Recycling: Just the facts, ma’am

Was one of your New Year’s resolutions to do more recycling? We hope so! If you need a little motivation, here are some facts about waste in America.

Recycling cans

Metal Cans

  • Americans throw away enough aluminum in three months to rebuild all of our commercial airplanes.
  • The energy saved by recycling one aluminum can could run a television for three hours.
  • The energy saved by recycling 19 billion steel cans each year is the same as Los Angeles’ energy requirements for eight years.
  • Currently, the only source for new tin in the U.S. is from recycling used tin cans.
  • Recycled tin is so pure that it is used to make stannous fluoride, the “cavity fighter” in toothpaste.


  • Every year, Americans throw away enough office and writing paper to build a wall more than 12 feet high, stretching from Los Angeles to New York City.
  • Americans use more than 52 million tons of paper each year.
  • Recycling one ton of paper saves one acre of trees.
  • Approximately 76 percent of all U.S. papermakers use some recovered paper to make everything from paper-based packaging to tissue products, from office paper to newspaper.
  • By weight, more paper is recovered for recycling from municipal solid waste streams than glass, plastic, steel and aluminum combined.

Glass Bottles and Jars

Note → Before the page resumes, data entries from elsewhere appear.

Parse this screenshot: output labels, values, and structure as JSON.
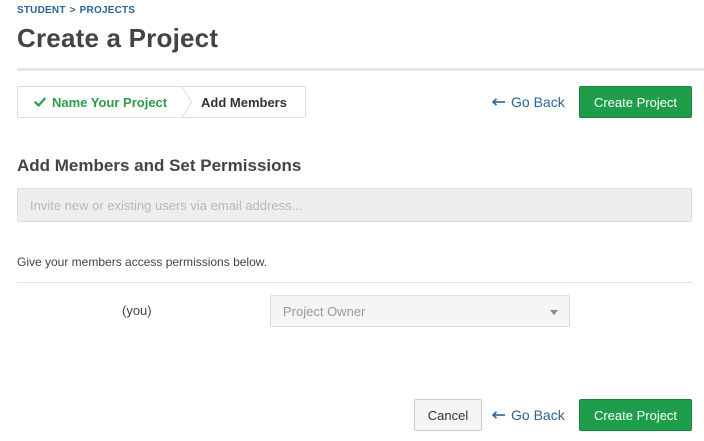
{
  "breadcrumb": {
    "root": "STUDENT",
    "separator": ">",
    "current": "PROJECTS"
  },
  "page": {
    "title": "Create a Project"
  },
  "wizard": {
    "steps": [
      {
        "label": "Name Your Project",
        "status": "done",
        "icon": "check-icon"
      },
      {
        "label": "Add Members",
        "status": "current"
      }
    ]
  },
  "actions_top": {
    "back_label": "Go Back",
    "create_label": "Create Project"
  },
  "members_section": {
    "title": "Add Members and Set Permissions",
    "invite_placeholder": "Invite new or existing users via email address...",
    "invite_value": "",
    "help_text": "Give your members access permissions below.",
    "members": [
      {
        "name": "(you)",
        "role": "Project Owner"
      }
    ]
  },
  "actions_bottom": {
    "cancel_label": "Cancel",
    "back_label": "Go Back",
    "create_label": "Create Project"
  },
  "colors": {
    "primary_green": "#1e9e4a",
    "link_blue": "#2a6496",
    "done_green": "#2e9b4e"
  }
}
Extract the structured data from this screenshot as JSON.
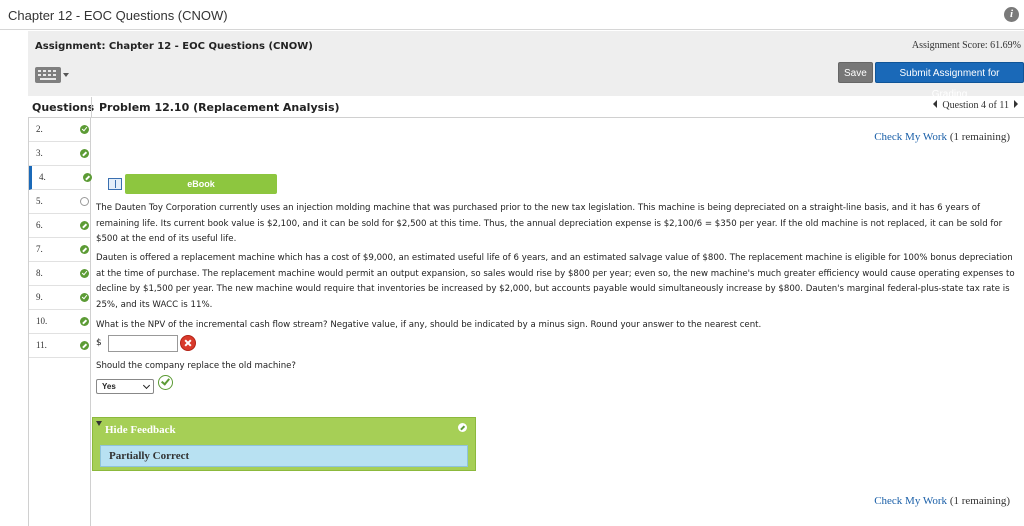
{
  "window": {
    "title": "Chapter 12 - EOC Questions (CNOW)",
    "info_icon": "info-icon"
  },
  "assignment": {
    "title": "Assignment: Chapter 12 - EOC Questions (CNOW)",
    "score": "Assignment Score: 61.69%",
    "save_label": "Save",
    "submit_label": "Submit Assignment for Grading",
    "keyboard_icon": "keyboard-icon"
  },
  "sidebar": {
    "header": "Questions",
    "items": [
      {
        "num": "2.",
        "status": "complete"
      },
      {
        "num": "3.",
        "status": "partial"
      },
      {
        "num": "4.",
        "status": "partial",
        "current": true
      },
      {
        "num": "5.",
        "status": "not-attempted"
      },
      {
        "num": "6.",
        "status": "partial"
      },
      {
        "num": "7.",
        "status": "partial"
      },
      {
        "num": "8.",
        "status": "complete"
      },
      {
        "num": "9.",
        "status": "complete"
      },
      {
        "num": "10.",
        "status": "partial"
      },
      {
        "num": "11.",
        "status": "partial"
      }
    ]
  },
  "problem": {
    "title": "Problem 12.10 (Replacement Analysis)",
    "nav": "Question 4 of 11",
    "check_label": "Check My Work",
    "check_remaining": "(1 remaining)",
    "ebook_label": "eBook",
    "para1": "The Dauten Toy Corporation currently uses an injection molding machine that was purchased prior to the new tax legislation. This machine is being depreciated on a straight-line basis, and it has 6 years of remaining life. Its current book value is $2,100, and it can be sold for $2,500 at this time. Thus, the annual depreciation expense is $2,100/6 = $350 per year. If the old machine is not replaced, it can be sold for $500 at the end of its useful life.",
    "para2": "Dauten is offered a replacement machine which has a cost of $9,000, an estimated useful life of 6 years, and an estimated salvage value of $800. The replacement machine is eligible for 100% bonus depreciation at the time of purchase. The replacement machine would permit an output expansion, so sales would rise by $800 per year; even so, the new machine's much greater efficiency would cause operating expenses to decline by $1,500 per year. The new machine would require that inventories be increased by $2,000, but accounts payable would simultaneously increase by $800. Dauten's marginal federal-plus-state tax rate is 25%, and its WACC is 11%.",
    "question1": "What is the NPV of the incremental cash flow stream? Negative value, if any, should be indicated by a minus sign. Round your answer to the nearest cent.",
    "currency": "$",
    "npv_value": "",
    "question2": "Should the company replace the old machine?",
    "replace_answer": "Yes"
  },
  "feedback": {
    "toggle_label": "Hide Feedback",
    "result": "Partially Correct"
  },
  "colors": {
    "accent_blue": "#1a69b8",
    "green": "#8dc63f",
    "correct": "#5c9b35",
    "incorrect": "#d93a2b"
  }
}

  • If all the glass bottles and jars collected through recycling in the U.S. in one year were laid end-to-end, they would reach the Moon and half way back to the Earth.
  • The volume of glass recycled by Americans in one year would fill New Jersey’s Giants Stadium more than three times.
  • Glass can be recycled an infinite number of times.
  • The energy saved from recycling one glass bottle will light a 100-watt bulb for four hours.



  • In one year an estimated seven million tons of clothing and other textiles are thrown away. Only 12 percent are reused or recycled.
  • Textile recycling provides raw materials for upholstery, for filling mattresses, for wadding and other absorbent products, and for the manufacture of felt as well as fibre from which new cloth can be made.


Sources: Aluminum Recycling, American Forest and Paper Association Recycling, Environmental News Network (, EPA,, Bureau of International Recycling.